I’m not a motivational speech kinda guy, but I hope anyone reading this takes something away from this experience. Sure, you might not be into magic or have interest in joining The Magic Castle. But I’m sure you have things in your life that you have pushed off or away because of your fears and anxieties. Maybe there is a woman (or man) you want to ask out, but are afraid to make a move. Maybe you have always wanted to try taking an improv comedy class, but didn’t want to deal with the possible failure in front of a crowd. Maybe it’s something much simpler. Whatever the case, don’t let your fears get the best of your possible happiness. Don’t be in regret years later. Go, do it.
See also: Peter’s forbidden journey.
Rene Denfield has written a piece for The New York Times’ Modern Love column that really destroyed me, emotionally:
To be a parent is to step into a great unknown, a magical universe where we choose to love over and over. It is an act of courage no matter what.
“Didn’t you want your own?” people would ask.
“They are my own,” I would say, softly.
By adopting from foster care, I became the mother I had needed and rewrote my own story. I got to have a childhood all over again, the right one, filled with cuddles and perseverance, safety and love. If there is such a thing as a cycle of abuse, I broke it over the wheel of my own desire.
In David Lowery’s recent film, A Ghost Story, one of the characters goes on an extended soliloquy about the nature of humanity and how one could easily interpret the whole of human existence as a pointless of exercise. One day, everything as we know it will be gone — even, most likely, the universe. So what’s the point of it all? A24 released a short excerpt of the speech on YouTube above. (You can also watch my Periscope review of the film).
This week, the YouTube channel Kurzgesagt released a new video that tackles this very issue.
From the video:
If the universe ends in heat death, every humiliation you suffer in life will be forgotten. Every mistake will not matter in the end. Every bad thing will be voided. If our life is all we get to experience, then it’s the only thing that matters. If the universe has no principles, the only principles relevant are the ones we decide on. If the universe has no purpose, then we get to dictate what its purpose is.
Humans will most certainly cease to exist at some point.
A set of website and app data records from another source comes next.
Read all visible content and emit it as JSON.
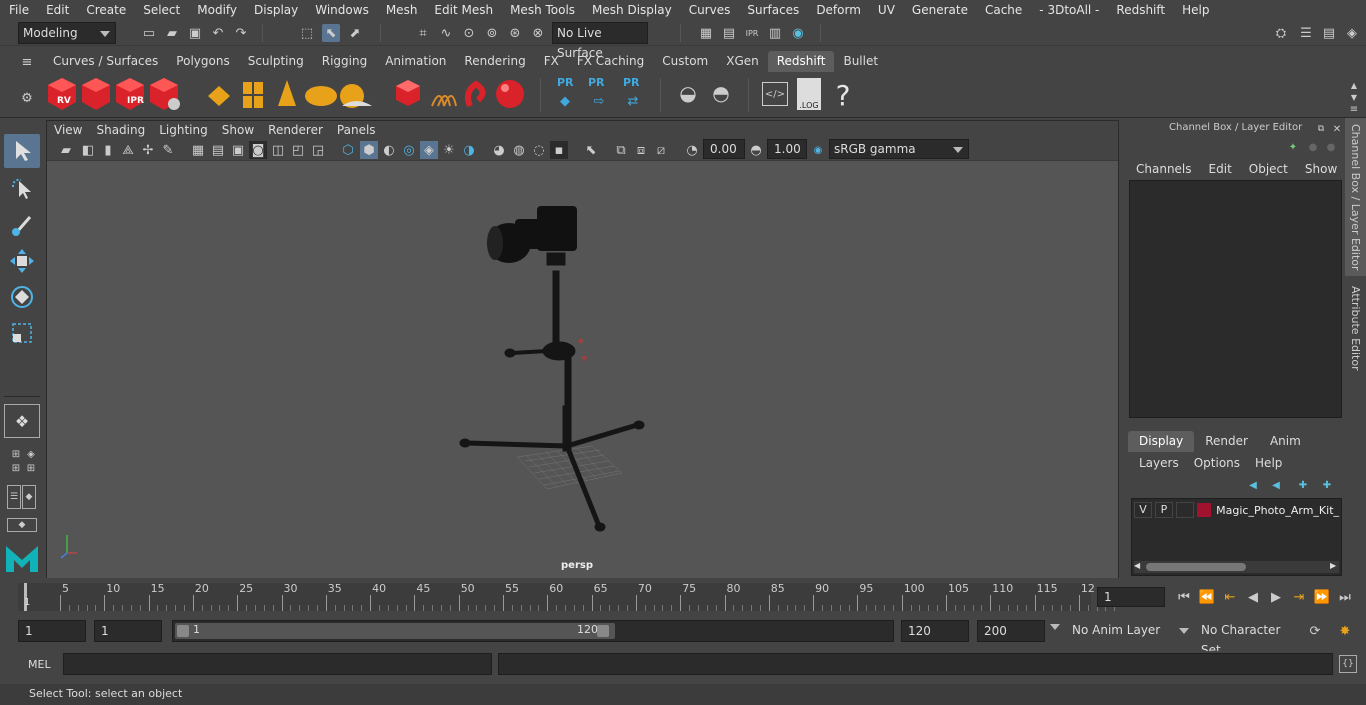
{
  "menubar": [
    "File",
    "Edit",
    "Create",
    "Select",
    "Modify",
    "Display",
    "Windows",
    "Mesh",
    "Edit Mesh",
    "Mesh Tools",
    "Mesh Display",
    "Curves",
    "Surfaces",
    "Deform",
    "UV",
    "Generate",
    "Cache",
    "- 3DtoAll -",
    "Redshift",
    "Help"
  ],
  "status": {
    "mode": "Modeling",
    "live_surface": "No Live Surface"
  },
  "shelf_tabs": [
    "Curves / Surfaces",
    "Polygons",
    "Sculpting",
    "Rigging",
    "Animation",
    "Rendering",
    "FX",
    "FX Caching",
    "Custom",
    "XGen",
    "Redshift",
    "Bullet"
  ],
  "active_shelf_tab": "Redshift",
  "shelf_labels": {
    "rv": "RV",
    "ipr": "IPR",
    "pr1": "PR",
    "pr2": "PR",
    "pr3": "PR",
    "log": ".LOG",
    "help": "?"
  },
  "viewport": {
    "menu": [
      "View",
      "Shading",
      "Lighting",
      "Show",
      "Renderer",
      "Panels"
    ],
    "exposure": "0.00",
    "gamma": "1.00",
    "colorspace": "sRGB gamma",
    "camera": "persp"
  },
  "channel_box": {
    "title": "Channel Box / Layer Editor",
    "menu": [
      "Channels",
      "Edit",
      "Object",
      "Show"
    ]
  },
  "layer_editor": {
    "tabs": [
      "Display",
      "Render",
      "Anim"
    ],
    "active_tab": "Display",
    "menu": [
      "Layers",
      "Options",
      "Help"
    ],
    "layer": {
      "v": "V",
      "p": "P",
      "name": "Magic_Photo_Arm_Kit_",
      "color": "#a0122e"
    }
  },
  "side_tabs": [
    "Channel Box / Layer Editor",
    "Attribute Editor"
  ],
  "timeline": {
    "ticks": [
      "5",
      "10",
      "15",
      "20",
      "25",
      "30",
      "35",
      "40",
      "45",
      "50",
      "55",
      "60",
      "65",
      "70",
      "75",
      "80",
      "85",
      "90",
      "95",
      "100",
      "105",
      "110",
      "115",
      "12"
    ],
    "start_label": "1",
    "current_frame": "1"
  },
  "range": {
    "start": "1",
    "start2": "1",
    "slider_start": "1",
    "slider_end": "120",
    "end": "120",
    "max": "200",
    "anim_layer": "No Anim Layer",
    "char_set": "No Character Set"
  },
  "command": {
    "lang": "MEL"
  },
  "help_line": "Select Tool: select an object",
  "colors": {
    "accent": "#5a7592",
    "active_tab": "#5d5d5d",
    "redshift_red": "#d9222a",
    "gold": "#e8a21a",
    "pr_blue": "#3fa9e0"
  }
}
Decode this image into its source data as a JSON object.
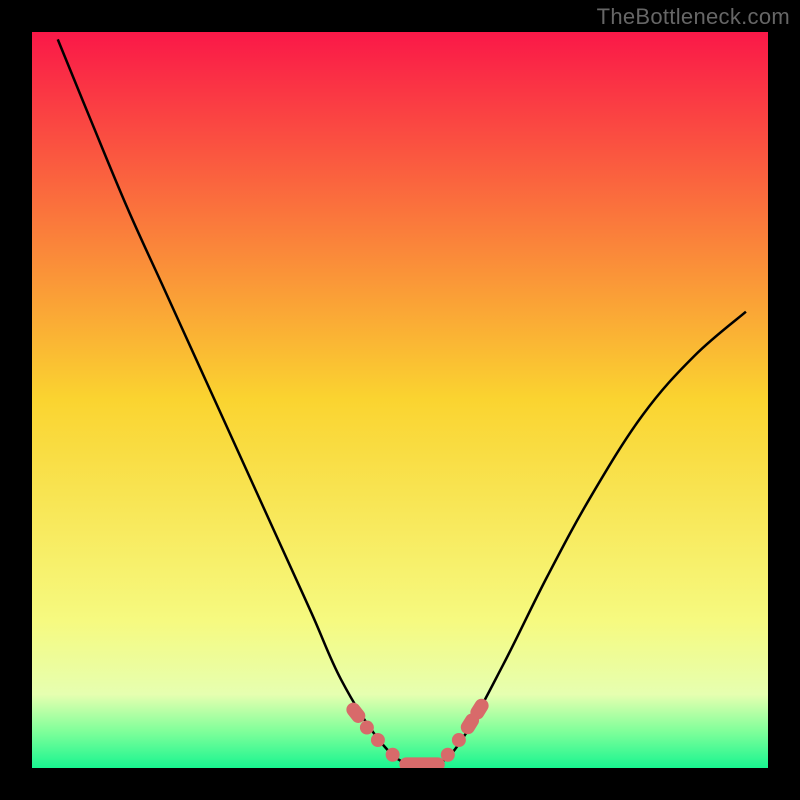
{
  "attribution": "TheBottleneck.com",
  "chart_data": {
    "type": "line",
    "title": "",
    "xlabel": "",
    "ylabel": "",
    "xlim": [
      0,
      1
    ],
    "ylim": [
      0,
      1
    ],
    "note": "Axes have no visible tick labels; values are normalized estimates read from pixel positions.",
    "background_gradient_stops": [
      {
        "pos": 0.0,
        "color": "#fa1848"
      },
      {
        "pos": 0.5,
        "color": "#fad430"
      },
      {
        "pos": 0.8,
        "color": "#f6fa80"
      },
      {
        "pos": 0.9,
        "color": "#e6ffb0"
      },
      {
        "pos": 0.95,
        "color": "#80ff9a"
      },
      {
        "pos": 1.0,
        "color": "#18f590"
      }
    ],
    "series": [
      {
        "name": "bottleneck-curve",
        "color": "#000000",
        "x": [
          0.035,
          0.08,
          0.13,
          0.18,
          0.23,
          0.28,
          0.33,
          0.38,
          0.42,
          0.47,
          0.51,
          0.55,
          0.585,
          0.64,
          0.7,
          0.76,
          0.83,
          0.9,
          0.97
        ],
        "y": [
          0.99,
          0.88,
          0.76,
          0.65,
          0.54,
          0.43,
          0.32,
          0.21,
          0.12,
          0.04,
          0.005,
          0.005,
          0.04,
          0.14,
          0.26,
          0.37,
          0.48,
          0.56,
          0.62
        ]
      },
      {
        "name": "bottom-markers",
        "type": "scatter",
        "color": "#d86a6a",
        "x": [
          0.44,
          0.455,
          0.47,
          0.49,
          0.51,
          0.53,
          0.55,
          0.565,
          0.58,
          0.595,
          0.608
        ],
        "y": [
          0.075,
          0.055,
          0.038,
          0.018,
          0.005,
          0.005,
          0.005,
          0.018,
          0.038,
          0.06,
          0.08
        ]
      }
    ]
  }
}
But before we do, we get to explore ourselves and the world around us. We get to experience feelings. We get to experience food, books, sunrises, and being with each other. The fact that we’re able to think about these things is already kind of incredible.
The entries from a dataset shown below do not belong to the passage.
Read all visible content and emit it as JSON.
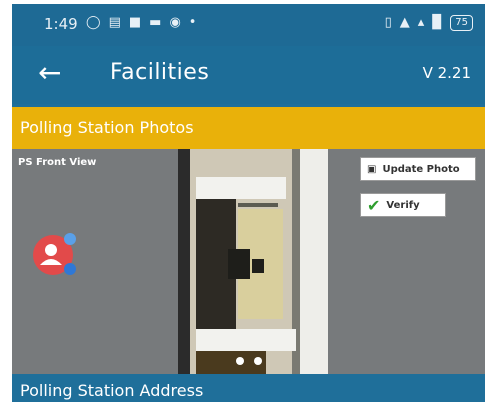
{
  "status_bar": {
    "time": "1:49",
    "battery": "75"
  },
  "app_bar": {
    "title": "Facilities",
    "version": "V 2.21"
  },
  "photos_section": {
    "header": "Polling Station Photos",
    "caption": "PS Front View",
    "update_button": "Update Photo",
    "verify_button": "Verify"
  },
  "address_section": {
    "header": "Polling Station Address"
  },
  "colors": {
    "primary": "#1d6d98",
    "accent": "#e9b10a",
    "verify_check": "#2e9e2e",
    "avatar": "#e24a4a"
  },
  "icons": {
    "back": "arrow-left-icon",
    "update": "photo-icon",
    "verify": "checkmark-icon",
    "avatar": "user-group-icon"
  }
}
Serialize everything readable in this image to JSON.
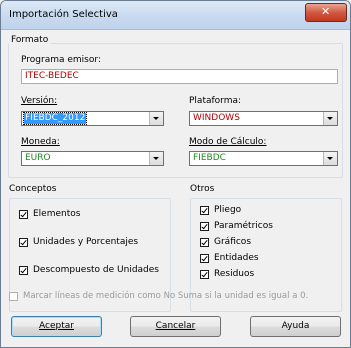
{
  "window": {
    "title": "Importación Selectiva",
    "close_label": "✕"
  },
  "formato": {
    "group_label": "Formato",
    "programa_emisor_label": "Programa emisor:",
    "programa_emisor_value": "ITEC-BEDEC",
    "version_label": "Versión:",
    "version_value": "FIEBDC_2012",
    "plataforma_label": "Plataforma:",
    "plataforma_value": "WINDOWS",
    "moneda_label": "Moneda:",
    "moneda_value": "EURO",
    "modo_calculo_label": "Modo de Cálculo:",
    "modo_calculo_value": "FIEBDC"
  },
  "conceptos": {
    "group_label": "Conceptos",
    "items": [
      {
        "label": "Elementos",
        "checked": true
      },
      {
        "label": "Unidades y Porcentajes",
        "checked": true
      },
      {
        "label": "Descompuesto de Unidades",
        "checked": true
      }
    ]
  },
  "otros": {
    "group_label": "Otros",
    "items": [
      {
        "label": "Pliego",
        "checked": true
      },
      {
        "label": "Paramétricos",
        "checked": true
      },
      {
        "label": "Gráficos",
        "checked": true
      },
      {
        "label": "Entidades",
        "checked": true
      },
      {
        "label": "Residuos",
        "checked": true
      }
    ]
  },
  "marcar_lineas": {
    "label": "Marcar líneas de medición como No Suma si la unidad es igual a 0.",
    "checked": false
  },
  "buttons": {
    "aceptar": "Aceptar",
    "cancelar": "Cancelar",
    "ayuda": "Ayuda"
  },
  "colors": {
    "value_green": "#1f8a1f",
    "value_red": "#b00000",
    "selection": "#3399ff"
  }
}
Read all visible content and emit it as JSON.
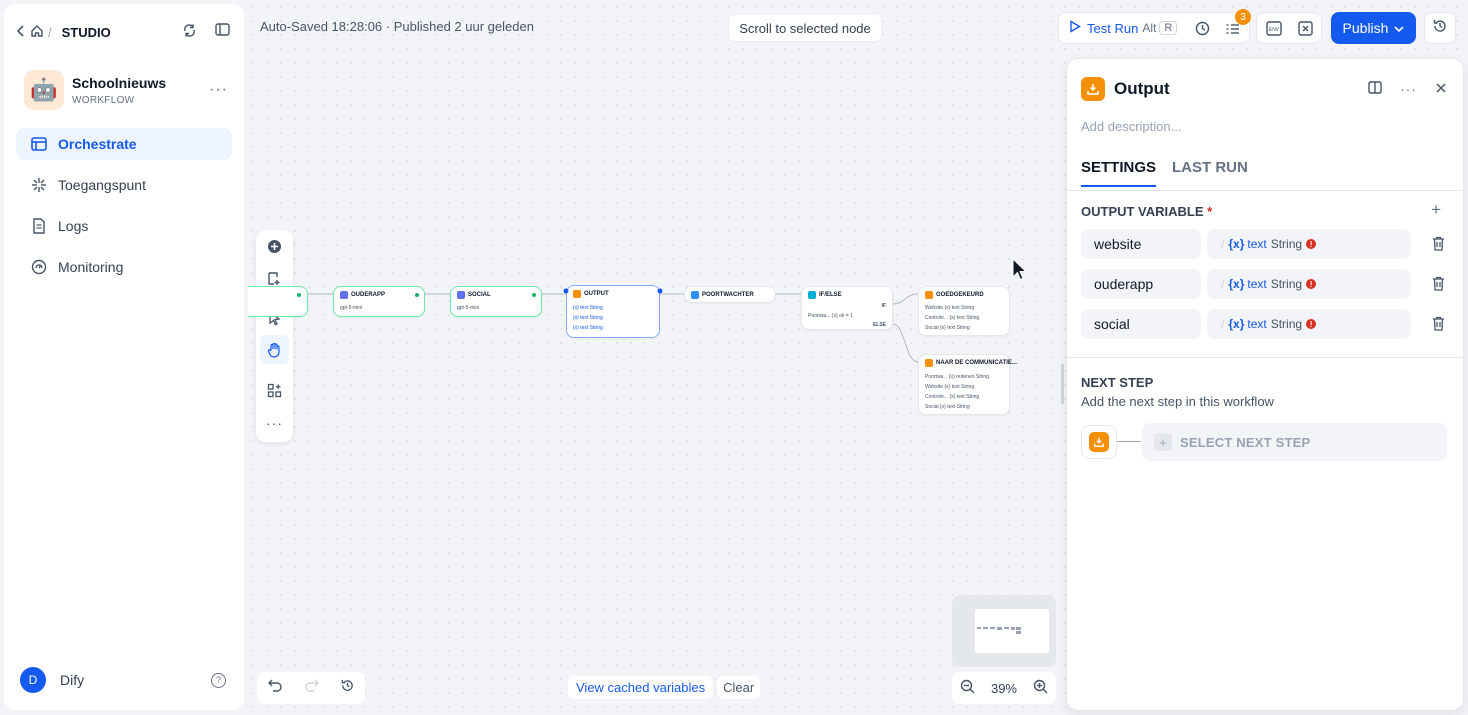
{
  "sidebar": {
    "breadcrumb": "STUDIO",
    "app": {
      "name": "Schoolnieuws",
      "kind": "WORKFLOW",
      "emoji": "🤖"
    },
    "items": [
      {
        "label": "Orchestrate",
        "icon": "layout-icon",
        "active": true
      },
      {
        "label": "Toegangspunt",
        "icon": "sparkle-icon",
        "active": false
      },
      {
        "label": "Logs",
        "icon": "document-icon",
        "active": false
      },
      {
        "label": "Monitoring",
        "icon": "gauge-icon",
        "active": false
      }
    ],
    "user": {
      "initial": "D",
      "name": "Dify"
    }
  },
  "header": {
    "status": "Auto-Saved 18:28:06 · Published 2 uur geleden",
    "scroll_to_selected": "Scroll to selected node",
    "test_run": "Test Run",
    "shortcut_alt": "Alt",
    "shortcut_key": "R",
    "checklist_count": "3",
    "env_label": "ENV",
    "publish": "Publish"
  },
  "canvas": {
    "nodes": [
      {
        "title": "OUDERAPP",
        "sub": "gpt-5-mini"
      },
      {
        "title": "SOCIAL",
        "sub": "gpt-5-mini"
      },
      {
        "title": "OUTPUT",
        "rows": [
          "{x} text String",
          "{x} text String",
          "{x} text String"
        ]
      },
      {
        "title": "POORTWACHTER"
      },
      {
        "title": "IF/ELSE",
        "if_label": "IF",
        "else_label": "ELSE",
        "cond": "Poortwa... {x} ok = 1"
      },
      {
        "title": "GOEDGEKEURD",
        "rows": [
          "Website {x} text String",
          "Controle... {x} text String",
          "Social {x} text String"
        ]
      },
      {
        "title": "NAAR DE COMMUNICATIE...",
        "rows": [
          "Poortwa... {x} redenen String",
          "Website {x} text String",
          "Controle... {x} text String",
          "Social {x} text String"
        ]
      }
    ],
    "cached": {
      "view": "View cached variables",
      "clear": "Clear"
    },
    "zoom": "39%"
  },
  "panel": {
    "title": "Output",
    "description_placeholder": "Add description...",
    "tabs": [
      "SETTINGS",
      "LAST RUN"
    ],
    "output_variable_title": "OUTPUT VARIABLE",
    "required_mark": "*",
    "variables": [
      {
        "name": "website",
        "value_name": "text",
        "value_type": "String"
      },
      {
        "name": "ouderapp",
        "value_name": "text",
        "value_type": "String"
      },
      {
        "name": "social",
        "value_name": "text",
        "value_type": "String"
      }
    ],
    "next_step_title": "NEXT STEP",
    "next_step_sub": "Add the next step in this workflow",
    "select_next": "SELECT NEXT STEP"
  },
  "colors": {
    "accent": "#155aef",
    "output_node": "#f79009",
    "ok_border": "#6ce9a6"
  }
}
Obviously, there’s no one answer for this eternal question, but I appreciate them taking a shot at it.
In short: in the grand scheme of the universe, our time on earth is but a blink of an eye. We might as well enjoy it and try to help others enjoy it while we can.
For more ruminations on making the most of life, see Wait But Why’s post on Life in Weeks.